● **TASK PROMPT**
Give the number of lines in these entries that contain the string "title", with no further comment.

[Element data from apps and pages]
━━━━━━━━━━━━━━━━

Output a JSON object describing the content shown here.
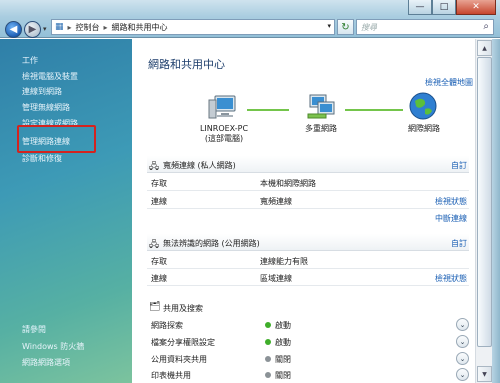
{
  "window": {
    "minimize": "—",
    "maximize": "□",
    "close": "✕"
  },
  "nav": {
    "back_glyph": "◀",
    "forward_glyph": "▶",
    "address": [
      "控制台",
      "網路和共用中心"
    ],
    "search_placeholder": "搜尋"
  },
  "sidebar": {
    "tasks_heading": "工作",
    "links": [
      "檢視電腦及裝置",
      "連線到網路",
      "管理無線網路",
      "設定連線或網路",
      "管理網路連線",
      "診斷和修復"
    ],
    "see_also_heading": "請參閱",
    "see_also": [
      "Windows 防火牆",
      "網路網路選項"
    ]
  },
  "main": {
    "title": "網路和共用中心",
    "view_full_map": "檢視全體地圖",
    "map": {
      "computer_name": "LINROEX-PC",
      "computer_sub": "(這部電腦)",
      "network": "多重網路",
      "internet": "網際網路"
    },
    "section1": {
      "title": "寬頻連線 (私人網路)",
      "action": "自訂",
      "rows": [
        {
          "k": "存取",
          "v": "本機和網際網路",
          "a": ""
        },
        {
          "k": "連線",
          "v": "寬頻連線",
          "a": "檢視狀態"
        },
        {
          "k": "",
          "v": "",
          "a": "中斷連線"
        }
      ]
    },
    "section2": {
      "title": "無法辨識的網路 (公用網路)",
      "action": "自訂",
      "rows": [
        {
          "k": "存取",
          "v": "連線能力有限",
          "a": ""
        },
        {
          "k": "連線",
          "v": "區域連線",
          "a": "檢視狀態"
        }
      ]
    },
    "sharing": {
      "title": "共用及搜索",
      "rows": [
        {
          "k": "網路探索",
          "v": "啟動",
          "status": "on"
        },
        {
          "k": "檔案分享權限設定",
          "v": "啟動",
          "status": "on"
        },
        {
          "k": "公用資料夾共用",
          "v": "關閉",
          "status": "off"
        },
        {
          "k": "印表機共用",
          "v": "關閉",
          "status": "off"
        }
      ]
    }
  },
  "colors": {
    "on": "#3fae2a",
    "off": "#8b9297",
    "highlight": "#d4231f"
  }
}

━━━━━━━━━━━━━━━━

● **RESPONSE**
4